Like a lot of great ideas, Castles at Kingscliff started over a chat, a beer and a great view. Architect, Scott Carpenter, fondly remembers the day he and his client, Martin, climbed onto the roof of the original dwelling. “We sat there and we looked at the view and he said, ‘This is what I need to get back.’
“The views towards Byron Bay really needed to be framed,” says Scott, “but also block the western sun and the southern neighbours.” The solution was a stunning corner form that serves as the eyes of the building and creates an unbroken line of sight across the surrounding panorama.
The three-storey building is designed as a permanent home for Martin and his wife, Sarah, as well as a holiday home for their three grown sons. In addition to an expansive lower floor that’s perfect for visitors, the dwelling includes a luxury one-bedroom apartment on level two, and a bar and entertainment area on the top floor. It’s a great place for the family to congregate and admire the views through a clever bi-fold system which completely opens the area up to the great outdoors.
Scott also wanted both facades to follow the line of the site, which meant the windows would need to stand at 105 degrees instead of 90. Realising things could get tricky, Scott called a local window and door fabricator, Window Maker, to gauge if his vision could be achieved. The answer was a resounding yes. “We talk about the success of the windows in this house and the doors,” says Scott, “but it’s actually their ability to completely disappear that makes them so successful. Fifteen years ago, we were experimenting with a lot of different window companies. We then came across AWS and the Vantage system…they really are the best system going around.”

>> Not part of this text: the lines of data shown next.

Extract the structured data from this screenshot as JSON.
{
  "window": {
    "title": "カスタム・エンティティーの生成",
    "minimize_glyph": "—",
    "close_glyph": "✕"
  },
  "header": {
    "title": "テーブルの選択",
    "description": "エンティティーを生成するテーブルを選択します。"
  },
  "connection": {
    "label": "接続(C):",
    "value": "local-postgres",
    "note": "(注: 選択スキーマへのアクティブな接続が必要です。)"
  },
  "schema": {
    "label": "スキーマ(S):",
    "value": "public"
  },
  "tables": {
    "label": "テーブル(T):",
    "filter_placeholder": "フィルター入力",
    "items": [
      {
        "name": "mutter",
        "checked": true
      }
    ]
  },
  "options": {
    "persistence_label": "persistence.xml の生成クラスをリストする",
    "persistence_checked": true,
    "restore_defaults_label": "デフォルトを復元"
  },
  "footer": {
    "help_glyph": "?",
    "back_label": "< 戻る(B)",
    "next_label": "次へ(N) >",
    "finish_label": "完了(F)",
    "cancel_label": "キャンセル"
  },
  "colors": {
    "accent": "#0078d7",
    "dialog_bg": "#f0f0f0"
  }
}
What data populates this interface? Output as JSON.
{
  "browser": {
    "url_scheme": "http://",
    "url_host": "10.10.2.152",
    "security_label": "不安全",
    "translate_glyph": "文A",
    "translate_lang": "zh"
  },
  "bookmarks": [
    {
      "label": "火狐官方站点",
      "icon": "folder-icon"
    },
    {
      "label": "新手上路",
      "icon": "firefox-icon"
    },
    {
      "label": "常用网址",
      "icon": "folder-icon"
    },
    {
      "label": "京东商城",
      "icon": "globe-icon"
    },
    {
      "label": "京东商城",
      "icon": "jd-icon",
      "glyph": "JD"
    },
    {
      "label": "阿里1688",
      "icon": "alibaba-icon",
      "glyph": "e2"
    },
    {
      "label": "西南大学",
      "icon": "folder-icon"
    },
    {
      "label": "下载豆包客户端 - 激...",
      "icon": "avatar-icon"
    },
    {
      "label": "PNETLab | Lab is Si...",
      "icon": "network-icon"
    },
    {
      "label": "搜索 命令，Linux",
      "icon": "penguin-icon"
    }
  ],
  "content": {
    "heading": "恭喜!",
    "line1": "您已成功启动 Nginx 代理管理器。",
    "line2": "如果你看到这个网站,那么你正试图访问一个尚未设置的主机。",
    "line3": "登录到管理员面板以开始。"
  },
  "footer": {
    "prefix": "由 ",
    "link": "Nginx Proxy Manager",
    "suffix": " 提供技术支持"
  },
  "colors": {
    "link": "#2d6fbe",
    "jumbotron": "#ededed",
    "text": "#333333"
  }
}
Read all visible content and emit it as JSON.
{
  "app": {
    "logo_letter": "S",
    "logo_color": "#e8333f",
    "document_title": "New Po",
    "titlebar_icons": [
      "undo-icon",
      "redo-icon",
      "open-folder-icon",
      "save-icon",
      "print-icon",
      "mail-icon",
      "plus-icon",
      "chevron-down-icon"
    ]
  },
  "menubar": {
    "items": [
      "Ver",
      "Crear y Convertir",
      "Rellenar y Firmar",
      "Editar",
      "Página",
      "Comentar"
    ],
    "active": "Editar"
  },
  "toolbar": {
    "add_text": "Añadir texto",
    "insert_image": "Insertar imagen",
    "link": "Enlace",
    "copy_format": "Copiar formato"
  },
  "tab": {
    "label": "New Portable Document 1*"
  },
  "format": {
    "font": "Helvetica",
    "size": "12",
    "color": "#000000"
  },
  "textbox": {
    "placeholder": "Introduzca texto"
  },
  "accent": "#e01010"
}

Of course, making the most of the views over Byron Bay wasn’t the only priority. Having lived and worked in Omar for many years, the clients had spent their weekends fossicking. One of their most treasured finds included two gigantic nautilus shells. “Martin showed me the photograph of this shell and he said, ‘I want this spiral staircase to look like that,’ so we took that and we went with it and we used it to our advantage…it blocks the western sun, and it blocks the headlights of the cars at night yet still gives back to the street as a pretty striking sculptural form.”